The late Donizetti masterpiece, L’assedio di Calais (The Siege of Calais) is a rarity indeed, even in Europe. Four years after the first performance, l’assedio was not performed again until 1990. One hundred and eighty-one years after its premiere in 1836, this Glimmerglass production marked the American premiere. During its composition, Donizetti had struggled with it and bent operatic conventions to seek performances in Paris. Ultimately, the opera was a tactical failure and Donizetti wound up with two versions, with an unequal number of acts. In preparation for this production, Francesca Zambello and Joseph Colaneri worked on a new performing edition that tightened loose ends and yielded a satisfactory, if not compelling, conclusion. Some ballet music was lost in the cuts, but dance (to curry favor with French opera goers) would be an awkward addition to the nobility and gravity of the plot. In the Zambello/Colaneri conclusion, the final exculpation of six sacrificial hostages was emotionally and musically heartrending.
CORRIGENDUM in Seth Lachterman’s survey of the Glimmerglass season, “Crusading for Reason…”:
The fifth paragraph from the bottom, just below the illustration from Lully’s Armide, was omitted. It has now been restored.
Should Art be merely an escape or refuge from the realities of our difficult times? In the 1940s, the debate heated and divided artists, musicians and scholars. In Wallace Stevens’s essay “The Noble Rider and The Sound of Words,” the twain are resolved in the idea that art, even “abstract” art can assume the role of social commentary only through innate and ineffable transformations of reality rather than by any explicit agenda dogmatically imposed by the creator. Great art could not be manhandled ideologically. How this solution might apply to opera of the past becomes the task of the director and musicians in balancing the surprisingly diverse elements of the music’s intent, the libretto’s intent, the historical context, and, yes, the composer’s objectives, if any. It is not surprising that Stevens regarded that an artistic creation had its own life apart from the creator’s wishes. Thus, we have the license for interpretation and deconstruction that has become the hallmark of Regietheater in our times.
Marshall Pynkoski’s direction of Lully’s Armide at Glimmerglass was a beautiful and unpretentious thing. It was also limited by the demands of a repertory opera house. The production trod a middle ground stylistically, using by necessity young conservatory-trained singers, the best that we have. This made for heavy going in the choral sections. The orchestral playing as well began with some detail and point, but changed slowly into a kind of general approximation of what standard Baroque practice is thought to be. Orchestral texture in this style is of the greatest importance, especially the continuo group.

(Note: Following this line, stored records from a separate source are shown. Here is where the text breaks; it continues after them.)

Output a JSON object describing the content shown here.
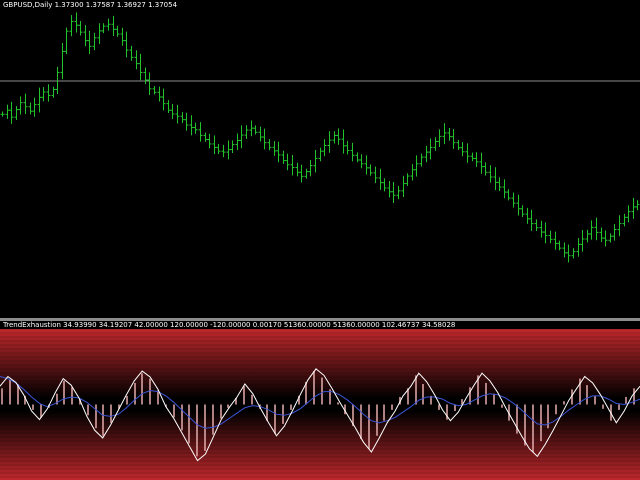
{
  "main_pane": {
    "symbol_label": "GBPUSD,Daily",
    "ohlc_label": "1.37300 1.37587 1.36927 1.37054",
    "bar_color": "#22c22a",
    "level_line_color": "#8c8c8c"
  },
  "indicator_pane": {
    "label": "TrendExhaustion 34.93990 34.19207 42.00000 120.00000 -120.00000 0.00170 51360.00000 51360.00000 102.46737 34.58028",
    "line_main_color": "#ffffff",
    "line_signal_color": "#3b56d6",
    "histogram_color": "#d9a3a3",
    "band_color": "#c0282c"
  },
  "chart_data": [
    {
      "type": "bar",
      "series": [
        {
          "values": [
            1.3588,
            1.3601,
            1.3579,
            1.3603,
            1.3625,
            1.3612,
            1.3598,
            1.3619,
            1.3642,
            1.3659,
            1.3648,
            1.3667,
            1.3721,
            1.3788,
            1.3852,
            1.3883,
            1.3871,
            1.3849,
            1.3822,
            1.3804,
            1.3831,
            1.3853,
            1.3868,
            1.3874,
            1.3858,
            1.3843,
            1.3822,
            1.3792,
            1.3769,
            1.3749,
            1.3721,
            1.3697,
            1.3669,
            1.3658,
            1.3643,
            1.3622,
            1.3601,
            1.3589,
            1.3582,
            1.3571,
            1.3554,
            1.3546,
            1.3539,
            1.3521,
            1.3508,
            1.3494,
            1.3483,
            1.3471,
            1.3468,
            1.3476,
            1.3492,
            1.3505,
            1.3522,
            1.3538,
            1.3544,
            1.3531,
            1.3516,
            1.3498,
            1.3483,
            1.3472,
            1.3459,
            1.3441,
            1.3428,
            1.3419,
            1.3404,
            1.3391,
            1.3406,
            1.3425,
            1.3448,
            1.3471,
            1.3489,
            1.3506,
            1.3521,
            1.3509,
            1.3488,
            1.3473,
            1.3458,
            1.3443,
            1.3431,
            1.3418,
            1.3402,
            1.3386,
            1.3371,
            1.3354,
            1.3342,
            1.3331,
            1.3345,
            1.3368,
            1.3392,
            1.3412,
            1.3431,
            1.3452,
            1.3468,
            1.3483,
            1.3502,
            1.3518,
            1.3529,
            1.3517,
            1.3498,
            1.3482,
            1.3469,
            1.3455,
            1.3448,
            1.3437,
            1.3422,
            1.3404,
            1.3389,
            1.3372,
            1.3357,
            1.3341,
            1.3322,
            1.3306,
            1.3288,
            1.3271,
            1.3256,
            1.3241,
            1.3228,
            1.3214,
            1.3203,
            1.3191,
            1.3178,
            1.3163,
            1.3148,
            1.3139,
            1.3152,
            1.3175,
            1.3192,
            1.3208,
            1.3229,
            1.3213,
            1.3195,
            1.3188,
            1.3201,
            1.3222,
            1.3241,
            1.3261,
            1.3279,
            1.3294,
            1.3302
          ],
          "ohlc_last": {
            "open": 1.373,
            "high": 1.37587,
            "low": 1.36927,
            "close": 1.37054
          }
        }
      ]
    },
    {
      "type": "line",
      "series": [
        {
          "values": [
            34.0,
            52.0,
            41.0,
            18.0,
            -12.0,
            -28.0,
            -8.0,
            22.0,
            48.0,
            36.0,
            12.0,
            -22.0,
            -48.0,
            -62.0,
            -38.0,
            -10.0,
            18.0,
            44.0,
            62.0,
            51.0,
            28.0,
            -4.0,
            -26.0,
            -52.0,
            -78.0,
            -104.0,
            -92.0,
            -60.0,
            -28.0,
            -6.0,
            14.0,
            38.0,
            20.0,
            -8.0,
            -34.0,
            -58.0,
            -40.0,
            -12.0,
            18.0,
            46.0,
            66.0,
            54.0,
            30.0,
            4.0,
            -20.0,
            -44.0,
            -70.0,
            -88.0,
            -62.0,
            -34.0,
            -12.0,
            16.0,
            34.0,
            58.0,
            42.0,
            18.0,
            -10.0,
            -30.0,
            -14.0,
            12.0,
            36.0,
            58.0,
            44.0,
            22.0,
            -6.0,
            -32.0,
            -58.0,
            -82.0,
            -96.0,
            -74.0,
            -48.0,
            -20.0,
            8.0,
            30.0,
            52.0,
            40.0,
            18.0,
            -8.0,
            -34.0,
            -12.0,
            16.0,
            34.0
          ]
        },
        {
          "values": [
            52.0,
            48.0,
            40.0,
            28.0,
            14.0,
            2.0,
            -4.0,
            2.0,
            10.0,
            14.0,
            12.0,
            4.0,
            -8.0,
            -20.0,
            -22.0,
            -18.0,
            -6.0,
            8.0,
            20.0,
            26.0,
            24.0,
            16.0,
            4.0,
            -10.0,
            -24.0,
            -38.0,
            -44.0,
            -42.0,
            -36.0,
            -26.0,
            -16.0,
            -6.0,
            -2.0,
            -4.0,
            -10.0,
            -18.0,
            -20.0,
            -16.0,
            -8.0,
            4.0,
            16.0,
            24.0,
            24.0,
            18.0,
            8.0,
            -4.0,
            -18.0,
            -30.0,
            -34.0,
            -30.0,
            -24.0,
            -14.0,
            -4.0,
            8.0,
            14.0,
            14.0,
            10.0,
            2.0,
            -2.0,
            0.0,
            8.0,
            16.0,
            20.0,
            18.0,
            12.0,
            2.0,
            -10.0,
            -24.0,
            -36.0,
            -38.0,
            -32.0,
            -22.0,
            -10.0,
            0.0,
            10.0,
            16.0,
            16.0,
            10.0,
            2.0,
            0.0,
            4.0,
            10.0
          ]
        }
      ],
      "histogram": [
        30.0,
        46.0,
        38.0,
        16.0,
        -10.0,
        -24.0,
        -6.0,
        20.0,
        44.0,
        32.0,
        10.0,
        -20.0,
        -44.0,
        -58.0,
        -34.0,
        -8.0,
        16.0,
        40.0,
        58.0,
        48.0,
        26.0,
        -4.0,
        -24.0,
        -48.0,
        -72.0,
        -96.0,
        -86.0,
        -56.0,
        -26.0,
        -6.0,
        12.0,
        34.0,
        18.0,
        -8.0,
        -30.0,
        -54.0,
        -36.0,
        -10.0,
        16.0,
        42.0,
        62.0,
        50.0,
        28.0,
        4.0,
        -18.0,
        -40.0,
        -64.0,
        -82.0,
        -58.0,
        -30.0,
        -10.0,
        14.0,
        30.0,
        54.0,
        38.0,
        16.0,
        -10.0,
        -28.0,
        -12.0,
        10.0,
        32.0,
        54.0,
        40.0,
        20.0,
        -6.0,
        -30.0,
        -54.0,
        -76.0,
        -88.0,
        -68.0,
        -44.0,
        -18.0,
        6.0,
        28.0,
        48.0,
        36.0,
        16.0,
        -8.0,
        -30.0,
        -10.0,
        14.0,
        30.0
      ],
      "levels": [
        120.0,
        -120.0
      ],
      "ylim": [
        -140.0,
        140.0
      ]
    }
  ]
}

I would be looking for much more variety and also more stillness where the silences carry the words forward.
The great scandal surrounding the Met’s 2010 production of Tosca seemed to be a hyperbolic reaction to the palpably conflicting musical and psychological currents of Puccini’s darkest opera. Joseph Kerman’s famous dismissal of it as a “shabby little shocker” is at least one-third correct: shocking it is. Yet, swathing those nasty bits with the sounds and imagery of the Catholic liturgy – Puccini’s innovative use of Latin plainchant, modal counterpoint, carillons and chimes, vaulted church interiors, ritratti della Madonna, and the spectacle of worship – is the primary way Puccini projects a creepy sense of moral and psychological irony and repression throughout.
Greeting guests were James Barton, a Trustee of the Board of Glimmerglass, and Michael MacLeod, General and Artistic Director. MacLeod has, in five years of his term, maintained an enviably high artistic level of production, while at the same time bringing a much needed marketing facelift. For example, program books, brochures, mailings, and the Website have undergone extensive and attractive redesign.
One doesn’t often get the chance to see a fully-staged production of Gian Carlo Menotti’s Cold War opera The Consul, a great hit after its debut in 1950. This is an opera of inaction, of waiting. John Sorel (baritone Michael Chioldi) comes home wounded from a meeting of dissidents. He must flee the country. He tells his wife Magda (Melissa Citro) that she must go to the Consulate for a visa so that she, their child, and his mother can join him in exile. At the Consulate, Magda joins a crew of hopeful, then hopeless, supplicants.
Purcell’s perennial favorite Dido and Aeneas often receives stately, if not opulent productions, emphasizing the work’s elevated and tragic elements. Jonathan Miller takes a very different tack in this concert staging for Glimmerglass Opera’s 35th season. Severe gray walls suggest an almost institutional setting, and the youthful cast (even the principals are on the young side), casually dressed, look like something out of a Gap commercial. Color is used sparingly. This counterintuitive approach highlights the opera’s intense, hurtling emotions. The Queen Dido (silken-voiced mezzo Tamara Mumford), suffering unspoken love, is watched carefully by her courtiers, led by the lady-in-waiting Belinda (Joélle Harvey). Her secret revealed, they promptly egg her on to pursue the hero Aeneas. Cupid, they assure her, is “ever gentle, ever smiling.” What could go wrong?